If the tumour is cancerous, your doctor may recommend these treatments:

  • Radiation uses high-energy waves to kill cancer cells. Your doctor can use it after surgery to treat a cancerous phyllodes tumour that hasn’t spread outside of your breast.
  • Chemotherapy uses chemicals to kill cancer cells throughout your body. This treatment is an option if a cancerous tumour has spread to other parts of your body.

Because these tumours can come back, close follow-up with frequent breast exams and imaging tests are usually recommended after treatment.


Dr Ong Kong Wee has done extensive research in this rare tumour and has contributed to many publications and scientific articles.

He has treated many patients both in Singapore and around the world.



Articles and Publications

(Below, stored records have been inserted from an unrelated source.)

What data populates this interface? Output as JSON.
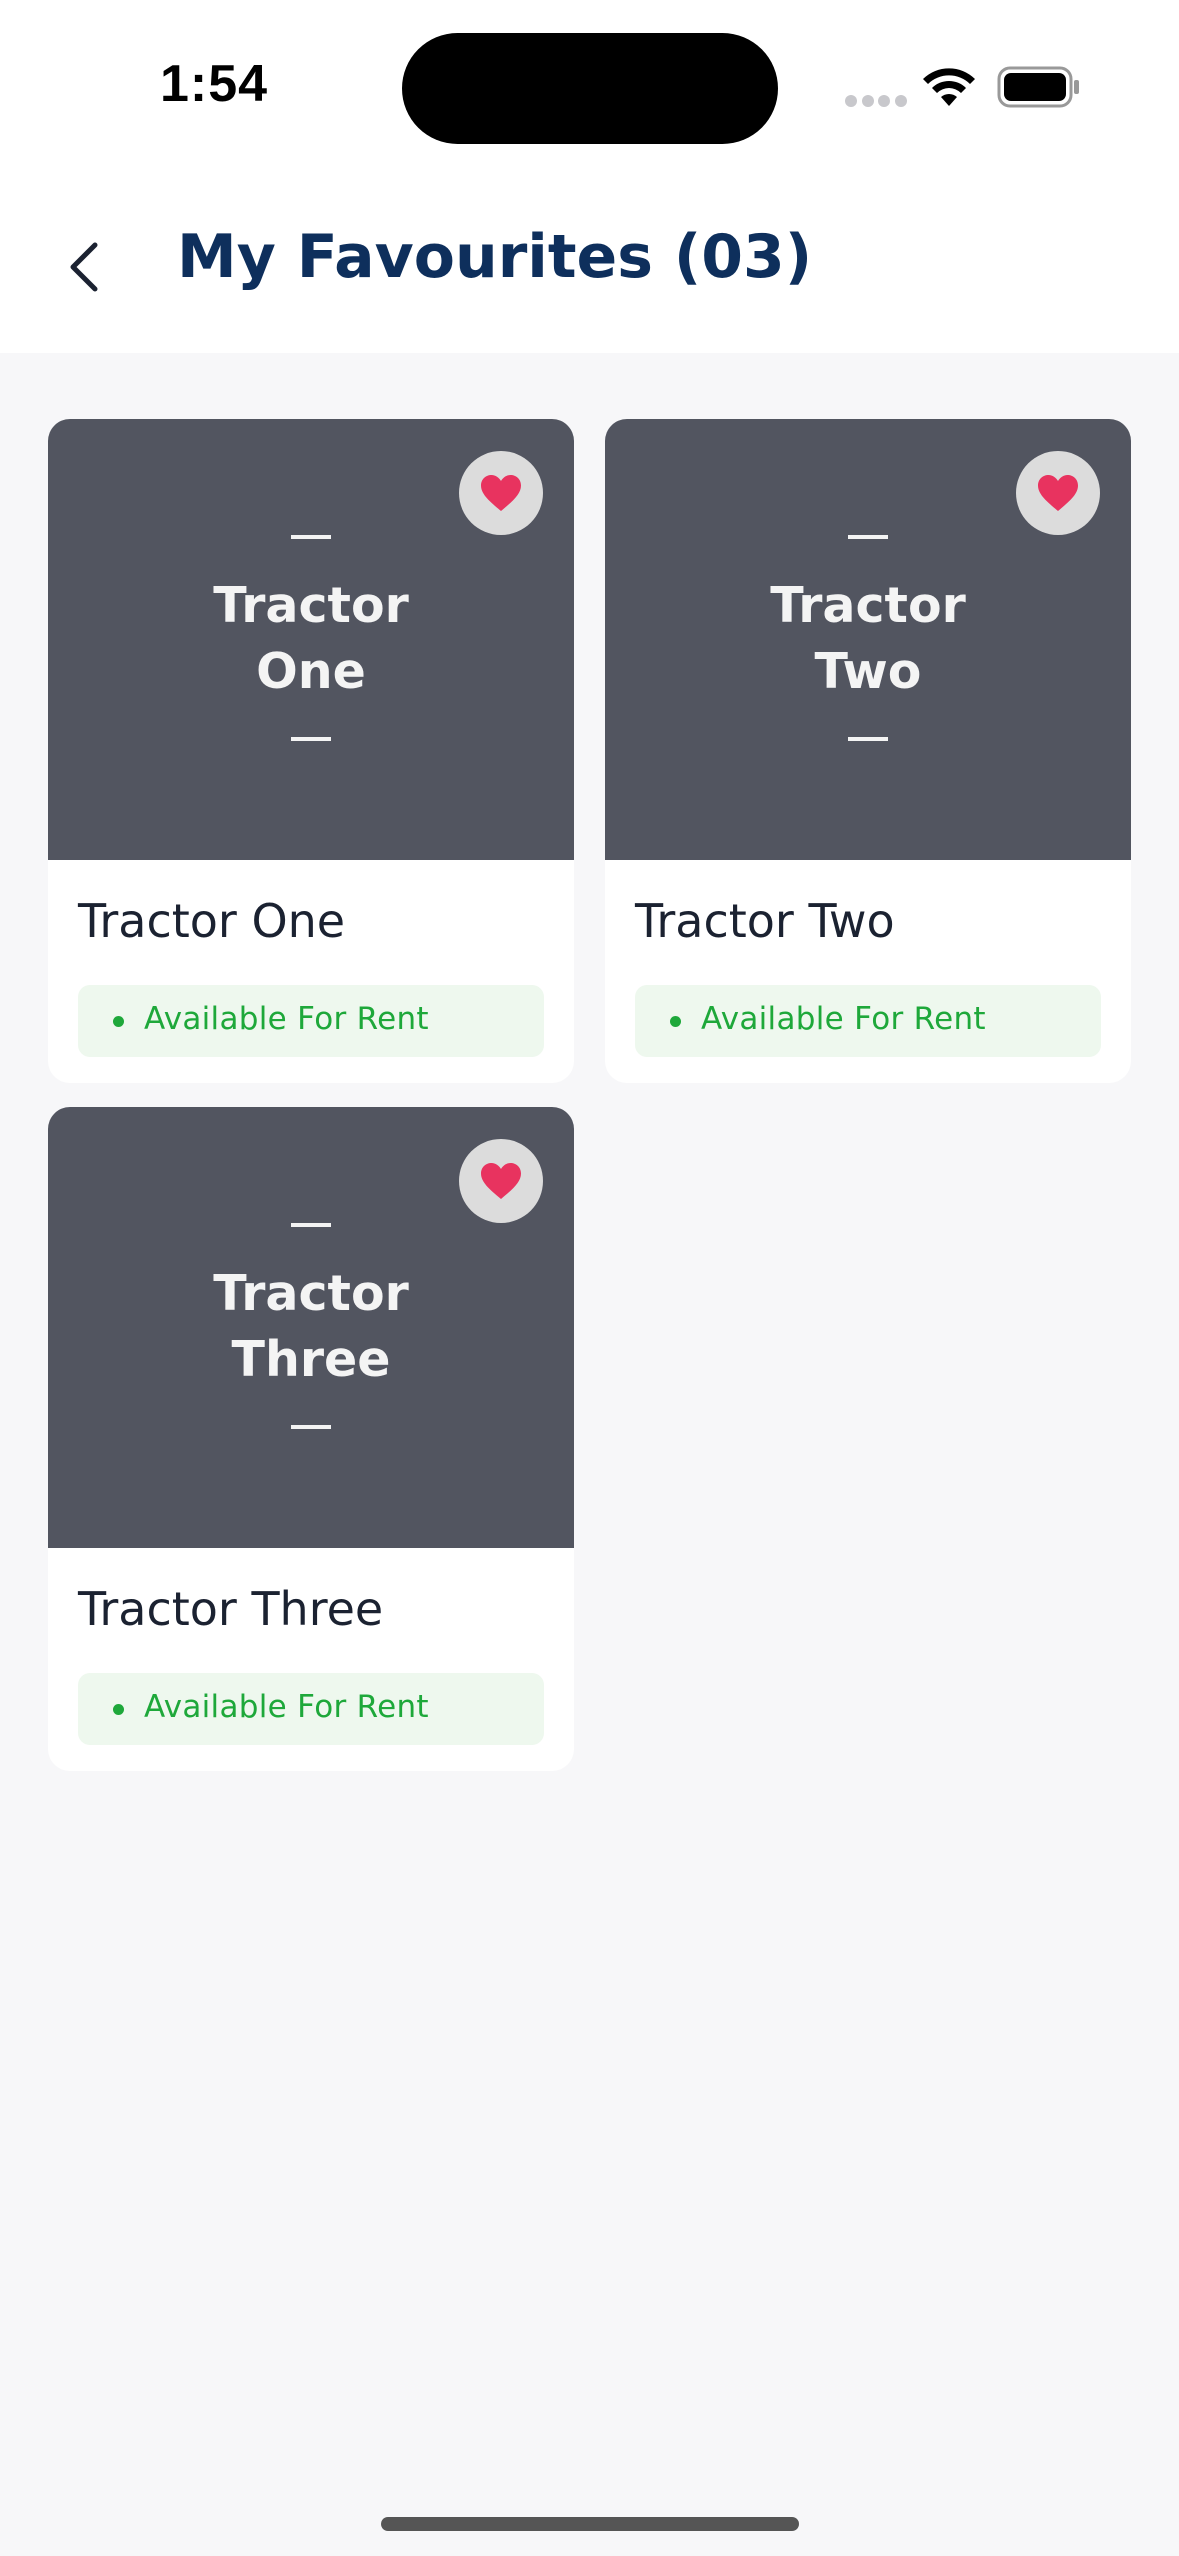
{
  "status_bar": {
    "time": "1:54"
  },
  "header": {
    "title": "My Favourites (03)",
    "back_icon": "chevron-left-icon"
  },
  "favourites": [
    {
      "image_label_line1": "Tractor",
      "image_label_line2": "One",
      "name": "Tractor One",
      "status": "Available For Rent",
      "favourite_icon": "heart-icon"
    },
    {
      "image_label_line1": "Tractor",
      "image_label_line2": "Two",
      "name": "Tractor Two",
      "status": "Available For Rent",
      "favourite_icon": "heart-icon"
    },
    {
      "image_label_line1": "Tractor",
      "image_label_line2": "Three",
      "name": "Tractor Three",
      "status": "Available For Rent",
      "favourite_icon": "heart-icon"
    }
  ],
  "colors": {
    "title": "#0e2f5c",
    "heart": "#e8335f",
    "available_text": "#1ea83a",
    "available_bg": "#eef8ee",
    "image_placeholder": "#525560"
  }
}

  3. Tan J, Ong CK, Lim WK, Ng CC, Thike AA, Ng LM, Rajasegaran V, Myint SS, Nagarajan S, Thangaraju S, Dey S, Nasir ND, Wijaya GC, Lim JQ, Huang D, Li Z, Wong BH, Chan JY, McPherson JR, Cutcutache I, Poore G, Tay ST, Tan WJ, Putti TC, Ahmad BS, Iau P, Chan CW, Tang AP, Yong WS, Madhukumar P, Ho GH, Tan VK, Wong CY, Hartman M, Ong KW, Tan BK, Rozen SG, Tan P, Tan PH, Teh BT. Genomic landscapes of breast fibroepithelial tumors. Nat Genet. 2015 Nov;47(11):1341-5. doi: 10.1038/ng.3409. Epub 2015 Oct 5. PMID: 26437033.
  4. Tan PH, Thike AA, Tan WJ, Thu MM, Busmanis I, Li H, Chay WY, Tan MH; Phyllodes Tumour Network Singapore. Predicting clinical behaviour of breast phyllodes tumours: a nomogram based on histological criteria and surgical margins. J Clin Pathol. 2012 Jan;65(1):69-76. doi: 10.1136/jclinpath-2011-200368. Epub 2011 Nov 2. Erratum in: J Clin Pathol. 2013 May;66(5):455-6. PMID: 22049216.
  5. Md Nasir ND, Ng CCY, Rajasegaran V, Wong SF, Liu W, Ng GXP, Lee JY, Guan P, Lim JQ, Thike AA, Koh VCY, Loke BN, Chang KTE, Gudi MA, Lian DWQ, Madhukumar P, Tan BKT, Tan VKM, Wong CY, Yong WS, Ho GH, Ong KW; International Fibroepithelial Consortium, Tan P, Teh BT, Tan PH. Genomic characterisation of breast fibroepithelial lesions in an international cohort. J Pathol. 2019 Dec;249(4):447-460. doi: 10.1002/path.5333. Epub 2019 Oct 8. PMID: 31411343.
  6. Sim Y, Ng GXP, Ng CCY, Rajasegaran V, Wong SF, Liu W, Guan P, Nagarajan S, NgWY, Thike AA, Lim JCT, Nasir NDBM, Tan VKM, Madhukumar P, Yong WS, Wong CY, Tan BKT, Ong KW, Teh BT, Tan PH. A novel genomic panel as an adjunctive diagnostic tool for the characterization and profiling of breast Fibroepithelial lesions. BMC Med Genomics. 2019 Oct 23;12(1):142. doi: 10.1186/s12920-019-0588-2. PMID: 31647027; PMCID: PMC6813086.
  7. Lim SZ, Ng CCY, Rajasegaran V, Guan P, Selvarajan S, Thike AA, Nasir NDBM, Koh VCY, Tan BKT, Ong KW, Teh BT, Tan PH. Genomic profile of breast sarcomas: a comparison with malignant phyllodes tumours. Breast Cancer Res Treat. 2019 Apr;174(2):365-373. doi: 10.1007/s10549-018-5067-5. Epub 2018 Dec 3. PMID:30511242.
  8. Sin EI, Wong CY, Yong WS, Ong KW, Madhukumar P, Tan VK, Thike AA, Tan PH, Tan BK. Breast carcinoma and phyllodes tumour: a case series. J Clin Pathol. 2016 Apr;69(4):364-9. doi: 10.1136/jclinpath-2015-203475. Epub 2015 Dec 15. PMID: 26670744.
  9. Lim SZ, Selvarajan S, Thike AA, Nasir ND, Tan BK, Ong KW, Tan PH. Breast sarcomas and malignant phyllodes tumours: comparison of clinicopathological features, treatment strategies, prognostic factors and outcomes. Breast Cancer Res Treat. 2016 Sep;159(2):229-44. doi: 10.1007/s10549-016-3946-1. Epub 2016 Aug 19. PMID: 27541020.
  10. Ng CCY, Md Nasir ND, Loke BN, Tay TKY, Thike AA, Rajasegaran V, Liu W, Lee JY, Guan P, Lim AH, Chang KTE, Gudi MA, Madhukumar P, Tan BKT, Tan VKM, Wong CY, Yong WS, Ho GH, Ong KW; International Fibroepithelial Consortium, Yip GWC, Bay BH, Tan P, Teh BT, Tan PH. Genetic differences between benign phyllodes tumors and fibroadenomas revealed through targeted next generation sequencing. Mod Pathol. 2021 Mar 16. doi: 10.1038/s41379-021-00787-w. Epub ahead of print. PMID: 33727697.